Without undermining the value of these interventions, we can recognise that they form only part of the solution. A focus on ‘content’ requires historians to establish policy relevance on a case-by-case basis. The process by which historians think and work, the conceptual tools and what educational psychologists have called ‘cognitive moves’ of disciplinary-history, are not so constrained. I suggest that historians have something important to offer as part of the ‘collective puzzling’ at the heart of policymaking. We may be ‘content’ experts – in foreign relations, health or welfare policy, for example – but we also bring distinctive habits of mind as historians, ways of questioning, seeking and reading evidence, checking assumptions and building arguments. So my sense is that we need to move to a model of thinking with history in policy, rather than one focused only on bringing historical perspectives to the notice of policymakers.
That’s not to say that historical thinking is somehow the key to ‘better’ policymaking (tempting as that claim may be). History is no more the master discipline than economics. In the context of highly complex policy problems, I emphasise the centrality of collaboration – rather than competition – between different specialisms. If we want scholarship and informed debate to exert a greater influence on policy, we will all surely need to be advocates not just for the merits of our own disciplines, but for a genuinely rich ecosystem of expert advice.

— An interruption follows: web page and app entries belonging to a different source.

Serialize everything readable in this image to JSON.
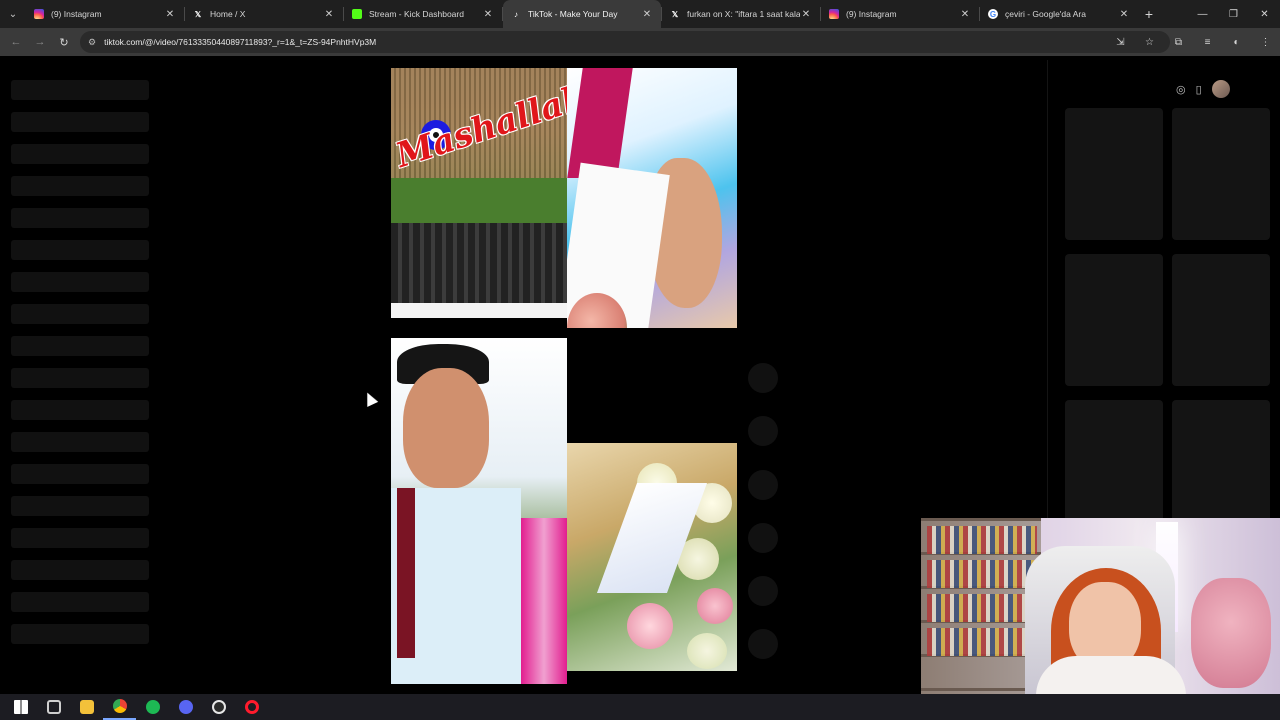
{
  "browser": {
    "tabs": [
      {
        "title": "(9) Instagram",
        "icon": "instagram-icon",
        "color": "#e1306c",
        "active": false
      },
      {
        "title": "Home / X",
        "icon": "x-logo-icon",
        "color": "#ffffff",
        "active": false
      },
      {
        "title": "Stream - Kick Dashboard",
        "icon": "kick-icon",
        "color": "#53fc18",
        "active": false
      },
      {
        "title": "TikTok - Make Your Day",
        "icon": "tiktok-icon",
        "color": "#ffffff",
        "active": true
      },
      {
        "title": "furkan on X: \"iftara 1 saat kala",
        "icon": "x-logo-icon",
        "color": "#ffffff",
        "active": false
      },
      {
        "title": "(9) Instagram",
        "icon": "instagram-icon",
        "color": "#e1306c",
        "active": false
      },
      {
        "title": "çeviri - Google'da Ara",
        "icon": "google-icon",
        "color": "#4285f4",
        "active": false
      }
    ],
    "new_tab_symbol": "+",
    "url": "tiktok.com/@/video/7613335044089711893?_r=1&_t=ZS-94PnhtHVp3M"
  },
  "video": {
    "overlay_text": "Mashallah"
  },
  "taskbar": {
    "apps": [
      {
        "name": "windows-start-icon",
        "color": "#ffffff"
      },
      {
        "name": "task-view-icon",
        "color": "#cfcfcf"
      },
      {
        "name": "file-explorer-icon",
        "color": "#f3c13a"
      },
      {
        "name": "chrome-icon",
        "color": "#4285f4"
      },
      {
        "name": "spotify-icon",
        "color": "#1db954"
      },
      {
        "name": "discord-icon",
        "color": "#5865f2"
      },
      {
        "name": "obs-icon",
        "color": "#e6e6e6"
      },
      {
        "name": "opera-icon",
        "color": "#ff1b2d"
      }
    ]
  }
}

An obvious line of criticism of the proposals in the book is that they’re idealistic. So, it’s all very well to place historians as ‘insiders’ in government, but ministers would never listen. Or, mixed policy teams that bring together economists and historians or philosophers make sense in theory, but in practice they would never exert the same level of influence. Such criticisms are valid, but my response would be ‘yes, and?’. If we want to be heard, to be part of the most important conversations about policy, critique is not enough. We can recognise the scale of the challenge, while pursuing a policy of pragmatic persistence – policy is surely too important for historians to take any other course. Indeed, the injunction made in 1984 by Oxford historian, Avner Offer, is perhaps even more pressing today: ‘neither detachment nor defiance will do.’
On 24th June 2016, there will be a symposium on ‘Connecting History, Policy and the Public’ and book launch, 2-8pm. All welcome but please register your interest!
It’s in room 349, Senate House, University of London, Malet Street, London WC1E 7HU.
Confirmed contributors: Andrew Blick (King’s College London), Justin Champion (Royal Holloway), Owen Davies (University of Hertfordshire) Alix Green (University of Central Lancashire), Paul Lay (History Today), Edward Madigan (Royal Holloway), Steve Poole (University of the West of England), Graham Smith (Royal Holloway), John Tosh (Roehampton), Anna Whitelock (Royal Holloway)